Rebecca Kelly spent seven years working and travelling her way around the globe before making the conscious decision to return to one of Australia’s biggest wheat growing regions and establish a career in agriculture.
While her worldwide journey went full circle with her return to the family farm, it was the opportunities in agriculture and the chance to be involved in a sector crucial to feeding the world’s booming population that drove her decision.
Rebecca and her parents, Paul and Sue, operate a 3200-hectare cropping enterprise near Mingenew in the West Australian mid-west/midlands region – about 400 kilometres north of Perth and 100km south of the regional city of Geraldton.
While Mingenew is a dot on the nation’s map, home to just 500 people, the region is at the heart of Australian wheat growing and a powerhouse of production, boasting the largest inland grain receival site in the southern hemisphere.
It’s a region which depends on people like the Kellys – committed to sustainable agriculture, and striving for growth and productivity through efficiency and innovation.
The Kelly business is 100 per cent cropping.
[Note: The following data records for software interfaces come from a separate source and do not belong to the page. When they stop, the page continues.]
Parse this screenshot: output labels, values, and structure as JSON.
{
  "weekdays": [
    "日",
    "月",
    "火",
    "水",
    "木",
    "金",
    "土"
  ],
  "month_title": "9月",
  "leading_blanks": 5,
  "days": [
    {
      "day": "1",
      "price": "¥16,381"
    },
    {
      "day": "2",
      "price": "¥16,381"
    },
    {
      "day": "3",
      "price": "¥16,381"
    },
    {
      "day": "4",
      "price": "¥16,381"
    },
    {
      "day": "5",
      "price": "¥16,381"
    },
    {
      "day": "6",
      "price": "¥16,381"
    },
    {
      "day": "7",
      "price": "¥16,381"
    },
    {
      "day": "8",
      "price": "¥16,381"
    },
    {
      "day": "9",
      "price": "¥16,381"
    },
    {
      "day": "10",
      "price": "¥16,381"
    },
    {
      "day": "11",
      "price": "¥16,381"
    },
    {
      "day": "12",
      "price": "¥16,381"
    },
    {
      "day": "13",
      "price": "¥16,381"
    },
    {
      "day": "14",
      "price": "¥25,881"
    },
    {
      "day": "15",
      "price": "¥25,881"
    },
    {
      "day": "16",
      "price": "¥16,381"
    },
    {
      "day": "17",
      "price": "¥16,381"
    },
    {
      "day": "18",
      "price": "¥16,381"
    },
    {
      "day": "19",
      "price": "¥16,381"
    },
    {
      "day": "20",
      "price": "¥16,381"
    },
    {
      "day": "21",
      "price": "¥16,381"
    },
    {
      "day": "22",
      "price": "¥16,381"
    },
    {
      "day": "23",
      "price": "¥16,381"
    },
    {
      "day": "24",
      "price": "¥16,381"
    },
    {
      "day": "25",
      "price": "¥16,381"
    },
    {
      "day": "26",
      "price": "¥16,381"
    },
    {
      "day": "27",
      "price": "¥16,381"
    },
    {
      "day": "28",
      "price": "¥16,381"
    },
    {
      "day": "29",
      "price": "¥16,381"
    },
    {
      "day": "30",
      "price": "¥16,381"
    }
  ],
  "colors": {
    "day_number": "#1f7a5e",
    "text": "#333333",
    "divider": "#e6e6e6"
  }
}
They grow the mainstay crops of wheat, lupins, canola and improved pastures as well as a niche crop, coriander, which they sell as seed on the world market.
Agriculture: a clear career choice
To say Rebecca took the scenic route to her current career on the farm would be an understatement.
Rebecca studied marketing then took a gap ‘year’ which turned into seven years working and travelling abroad.
From a summer camp in America teaching kayaking, canoeing and swimming to backpacking through Asia then time as a tour guide in South America, Rebecca then spent five years as a Top Deck tour guide in Europe.
Rebecca insists returning to the family farm wasn’t something she fell into, or fell back on.
“I’ve been to 70 countries in the world, I’ve got a degree, I’m not just someone who has fallen into this career.
It’s been quite a calculated move to come back into agriculture and despite some common misconceptions, it’s not a ‘backwards’ industry.
Rebecca went to Marcus Oldham College in 2016 to study a Bachelor of Agribusiness and has been back full time on the farm since 2018.
She says her days are determined by the seasons and her many and varied tasks and roles, both in the office and the paddock, defined by their cropping production cycle.
Managing climate for a sustainable future
The WA cropping program is almost entirely winter-based due to low summer rainfall and heat extremes.
Rebecca believes having the skills and knowledge to deal with those extremes and manage the cropping program through climate variability is crucial to the sustainability of both their business and their land.
“I’m learning that there is no average season. Every year people keep saying, ‘gosh that was a strange season’ but I’m learning that there is no normal anymore. Just odd climatic events.”
Take last year, for example. Rebecca said her area endured a massive windstorm event in May – one of those one-in-100 year events – followed by below-average rain in June and July, then substantial August rain which saved their crops.
Rebecca now takes a ‘what’s normal?’ view of weather and weather patterns, and says working with the weather today requires farmers having access to top-level knowledge and the tools to support that to help manage climate variability.
Research and innovation crucial to modern agriculture
She said cropping farmers in WA have depended a lot on research and innovation to enable them to push boundaries to grow more from less.
The technology that’s come about has helped us manage unpredictable weather and seasons – new technology, new seed varieties, improved chemicals, new information that we’ve got. We’ve got so many tools compared to 10, 20 and 50 years ago.
She says sustainability to her is the ability to continue farming in her environment for the long term.
“I think agriculture is just going to get more important than ever before,” Rebecca said.
“I know it’s a tag line that everyone uses but feeding and clothing the world is a very important job, and with the increase in the world’s population it is going to be even more of a challenge,” Rebecca said.
Fast facts about Australian wheat
Grain growing in Australia
Winter cropping is a crucial component in Australian food production.
When the drought broke last year, Australian farmers grew the second largest volume of cereal and oilseed crops on record.
2020 Australian winter grain and oilseed production hit 51.5 million tonnes – a 76 percent increase on the previous year.
Australian farmers produced 31.2 million tonnes of wheat last year – enough to feed.
Wheat from the West
Western Australian farmers are a huge part of the Australian cropping story
Wheat is the major grain crop produced in Western Australia generating $2-3 Billion for the State economy each year.
WA generates about 50 per cent of Australia’s total wheat production with more than 95% of this exported predominantly to Asia and the Middle East.
WA produces white grained wheat varieties that generate high flour milling yield and a bright white flour that is suitable for a range of products.